* C$ jumps after Canadian rate cut, but down from Monday
* BoC cuts rates 50 bps to 1.0 percent, as expected
* Government bonds follow U.S. Treasuries lower (Adds details, quote)
By Jennifer Kwan
TORONTO, Jan 20 (Reuters) - The Canadian dollar fell versus the U.S. currency on Tuesday morning as the greenback rallied against a range of currencies, but recovered some losses after the Bank of Canada cut its key overnight lending rate to a 50-year low.
The U.S. dollar hit its strongest level against a currency basket since early December, with some traders crediting euphoria ahead of Barack Obama’s inauguration as U.S. president for increasing short-term demand for the U.S. currency.
At 11:04 a.m. (1604 GMT), the Canadian currency was at C$1.2608 to the U.S. dollar, or 79.31 U.S. cents.
This was up from C$1.2675, or 78.90 U.S. cents shortly before the rate announcement, but still down from C$1.2547 to the U.S. dollar, or 79.70 U.S. cents, on Monday.
The currency may have firmed after the rate decision because a few market players were betting on a larger cut by the central bank, said Michael Gregory, senior economist BMO Capital Markets.

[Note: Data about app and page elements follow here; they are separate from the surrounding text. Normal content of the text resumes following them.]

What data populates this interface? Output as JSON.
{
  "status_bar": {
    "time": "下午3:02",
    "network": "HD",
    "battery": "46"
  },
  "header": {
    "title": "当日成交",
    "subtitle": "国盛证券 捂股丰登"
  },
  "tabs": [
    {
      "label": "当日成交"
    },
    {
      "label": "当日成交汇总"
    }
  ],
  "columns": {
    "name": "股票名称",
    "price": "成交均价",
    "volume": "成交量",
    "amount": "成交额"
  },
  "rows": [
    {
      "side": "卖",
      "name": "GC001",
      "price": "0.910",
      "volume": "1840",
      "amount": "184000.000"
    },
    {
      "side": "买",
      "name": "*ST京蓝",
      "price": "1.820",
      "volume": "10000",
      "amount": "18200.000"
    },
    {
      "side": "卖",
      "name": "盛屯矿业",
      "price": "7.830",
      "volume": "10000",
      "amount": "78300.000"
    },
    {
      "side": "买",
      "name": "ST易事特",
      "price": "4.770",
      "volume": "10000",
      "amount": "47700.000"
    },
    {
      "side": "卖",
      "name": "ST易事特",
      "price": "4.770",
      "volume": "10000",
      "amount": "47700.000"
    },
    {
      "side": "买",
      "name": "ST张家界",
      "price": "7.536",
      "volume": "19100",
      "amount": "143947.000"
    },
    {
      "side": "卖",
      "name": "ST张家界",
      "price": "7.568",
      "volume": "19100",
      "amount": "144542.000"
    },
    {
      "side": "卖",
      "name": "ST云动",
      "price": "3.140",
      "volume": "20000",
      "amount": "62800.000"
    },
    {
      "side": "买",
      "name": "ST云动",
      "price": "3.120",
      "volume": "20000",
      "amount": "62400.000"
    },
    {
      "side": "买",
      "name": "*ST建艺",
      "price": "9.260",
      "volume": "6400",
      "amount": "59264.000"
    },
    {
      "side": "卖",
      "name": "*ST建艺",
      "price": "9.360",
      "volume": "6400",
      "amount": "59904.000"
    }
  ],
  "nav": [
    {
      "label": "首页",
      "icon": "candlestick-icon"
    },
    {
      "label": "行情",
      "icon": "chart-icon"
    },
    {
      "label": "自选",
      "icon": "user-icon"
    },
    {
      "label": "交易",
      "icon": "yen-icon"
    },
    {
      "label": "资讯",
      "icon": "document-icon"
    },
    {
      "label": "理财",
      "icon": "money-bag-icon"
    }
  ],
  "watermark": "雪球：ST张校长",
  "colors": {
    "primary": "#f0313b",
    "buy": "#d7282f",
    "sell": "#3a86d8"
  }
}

“There was a little, perhaps, disappointment by the market that there wasn’t more of an aggressive move, which of course provides a little support for the Canadian dollar because spreads aren’t as narrow as they otherwise would have been,” he said.
A Reuters poll released late last week predicted the Bank of Canada would cut rates by at least 50 basis points, though one dealer had forecast a cut of 75 basis points.
The Bank of Canada cut its key interest rate to 1 percent, and predicted a period of falling prices this year as a recession takes hold. It signaled that further cuts may be on the horizon, but said it would judge carefully “to what extent further monetary stimulus will be required”.
Going forward, the market will likely expect more cuts, said Gregory.
“At this stage, given the economic numbers in Canada are going to be pretty dismal, pretty ugly over the next few months, the market is definitely pricing in odds of at least a 25 basis point move, perhaps a little more than that,” he said.
On the economic front, the unit was also pressured by manufacturing data on Tuesday that showed the value of Canadian manufacturing shipments plunged by a record 6.4 percent in November from October. [ID:nN20]
Canadian government bond prices were largely lower, following U.S. Treasuries, which sank on supply concerns.
As well, lower bond prices could reflect the disappointment of some market players who were expecting a bigger cut, said Sheldon Dong, fixed income analyst at TD Waterhouse Private Investment.
The two-year bond was down 12 Canadian cents lower to C$103.19 to yield 1.015 percent, while the 10-year bond dropped 68 Canadian cents to C$112.75 to yield 2.698 percent.
The 30-year bond fell C$1.30 to yield 3.607 percent. In the United States, the 30-year treasury yielded 3.0545 percent. (Editing by Jeffrey Hodgson)